Stock market index futures trade in the same way as other futures contracts. Taking a long position in the E-mini Dow, the main futures contract on the Dow Jones, means you are buying the index at a fixed price now for expiry on a set date in the future. Taking a short position means you are selling the index at a fixed price now, for expiry on a set date in the future.
What You Will Learn in a Stock Index Trading Course
There can be no stock markets or stock market indexes without publicly traded companies. Learn-To-Trade.com understands that to fully grasp stock index trading, investors need a comprehensive understanding of the overall stock market.
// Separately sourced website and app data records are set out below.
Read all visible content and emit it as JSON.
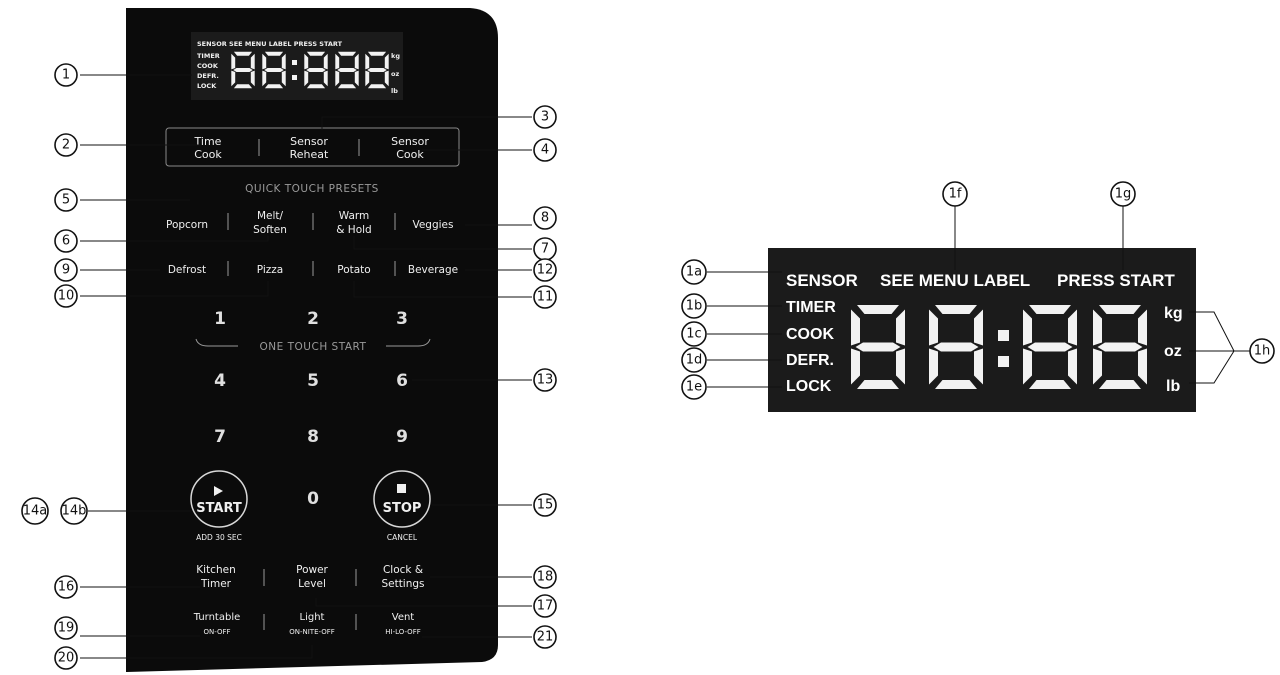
{
  "panel": {
    "display": {
      "indicators_top": "SENSOR  SEE MENU LABEL  PRESS START",
      "indicators_left": [
        "TIMER",
        "COOK",
        "DEFR.",
        "LOCK"
      ],
      "units": [
        "kg",
        "oz",
        "lb"
      ]
    },
    "sensor_row": [
      {
        "line1": "Time",
        "line2": "Cook"
      },
      {
        "line1": "Sensor",
        "line2": "Reheat"
      },
      {
        "line1": "Sensor",
        "line2": "Cook"
      }
    ],
    "presets_heading": "QUICK TOUCH PRESETS",
    "presets_row1": [
      {
        "line1": "Popcorn",
        "line2": ""
      },
      {
        "line1": "Melt/",
        "line2": "Soften"
      },
      {
        "line1": "Warm",
        "line2": "& Hold"
      },
      {
        "line1": "Veggies",
        "line2": ""
      }
    ],
    "presets_row2": [
      "Defrost",
      "Pizza",
      "Potato",
      "Beverage"
    ],
    "keypad": [
      "1",
      "2",
      "3",
      "4",
      "5",
      "6",
      "7",
      "8",
      "9",
      "0"
    ],
    "one_touch_label": "ONE TOUCH START",
    "start_button": {
      "label": "START",
      "sub": "ADD 30 SEC"
    },
    "stop_button": {
      "label": "STOP",
      "sub": "CANCEL"
    },
    "bottom_row1": [
      {
        "line1": "Kitchen",
        "line2": "Timer"
      },
      {
        "line1": "Power",
        "line2": "Level"
      },
      {
        "line1": "Clock &",
        "line2": "Settings"
      }
    ],
    "bottom_row2": [
      {
        "line1": "Turntable",
        "line2": "ON-OFF"
      },
      {
        "line1": "Light",
        "line2": "ON-NITE-OFF"
      },
      {
        "line1": "Vent",
        "line2": "HI-LO-OFF"
      }
    ]
  },
  "callouts_panel": [
    "1",
    "2",
    "3",
    "4",
    "5",
    "6",
    "7",
    "8",
    "9",
    "10",
    "11",
    "12",
    "13",
    "14a",
    "14b",
    "15",
    "16",
    "17",
    "18",
    "19",
    "20",
    "21"
  ],
  "detail_display": {
    "top_labels": [
      "SENSOR",
      "SEE MENU LABEL",
      "PRESS START"
    ],
    "left_labels": [
      "TIMER",
      "COOK",
      "DEFR.",
      "LOCK"
    ],
    "units": [
      "kg",
      "oz",
      "lb"
    ],
    "callouts": [
      "1a",
      "1b",
      "1c",
      "1d",
      "1e",
      "1f",
      "1g",
      "1h"
    ]
  },
  "colors": {
    "panel": "#0b0b0b",
    "text": "#f0f0f0",
    "subtle": "#9a9a9a",
    "lcd": "#1b1b1b"
  }
}
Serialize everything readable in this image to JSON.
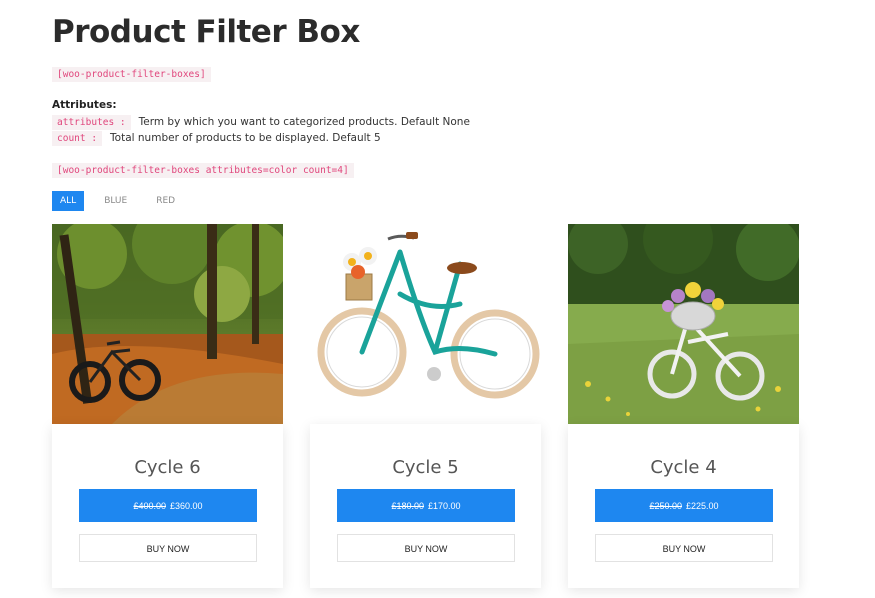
{
  "page": {
    "title": "Product Filter Box",
    "shortcode_basic": "[woo-product-filter-boxes]",
    "attributes_heading": "Attributes:",
    "attributes": [
      {
        "code": "attributes :",
        "desc": "Term by which you want to categorized products. Default None"
      },
      {
        "code": "count :",
        "desc": "Total number of products to be displayed. Default 5"
      }
    ],
    "shortcode_example": "[woo-product-filter-boxes attributes=color count=4]"
  },
  "filters": [
    {
      "label": "ALL",
      "active": true
    },
    {
      "label": "BLUE",
      "active": false
    },
    {
      "label": "RED",
      "active": false
    }
  ],
  "products": [
    {
      "name": "Cycle 6",
      "old_price": "£400.00",
      "new_price": "£360.00",
      "buy_label": "BUY NOW",
      "image": "fat-bike-forest-photo"
    },
    {
      "name": "Cycle 5",
      "old_price": "£180.00",
      "new_price": "£170.00",
      "buy_label": "BUY NOW",
      "image": "teal-cruiser-bicycle-illustration"
    },
    {
      "name": "Cycle 4",
      "old_price": "£250.00",
      "new_price": "£225.00",
      "buy_label": "BUY NOW",
      "image": "white-bicycle-meadow-photo"
    }
  ],
  "colors": {
    "accent": "#1e87f0",
    "code_text": "#e0467c",
    "code_bg": "#f7f0f2"
  }
}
At Learn-To-Trade.com, we offer stock index trading courses in Toronto and the GTA that will teach you everything you need to know to successfully trade stock indexes. In addition to showing you the best ways to read, track, and assess a stock index, we’ll teach you how short-term stock index trading can play an important part in your overall trading strategy. For example, in a volatile market, you might want to consider taking small-but-regular profits.
Taking stock index trading courses in the GTA from the professionals at Learn-To-Trade.com will also show you how to reduce risk and hedge against losses. You can limit your exposure to unwanted risk by opening an opposite position index futures; this will help offset any losses should your options move against you.
Learn-To-Trade.com’s stock index trading courses in Toronto provide in-depth training techniques that give you the confidence to delve into the world of stock index trading.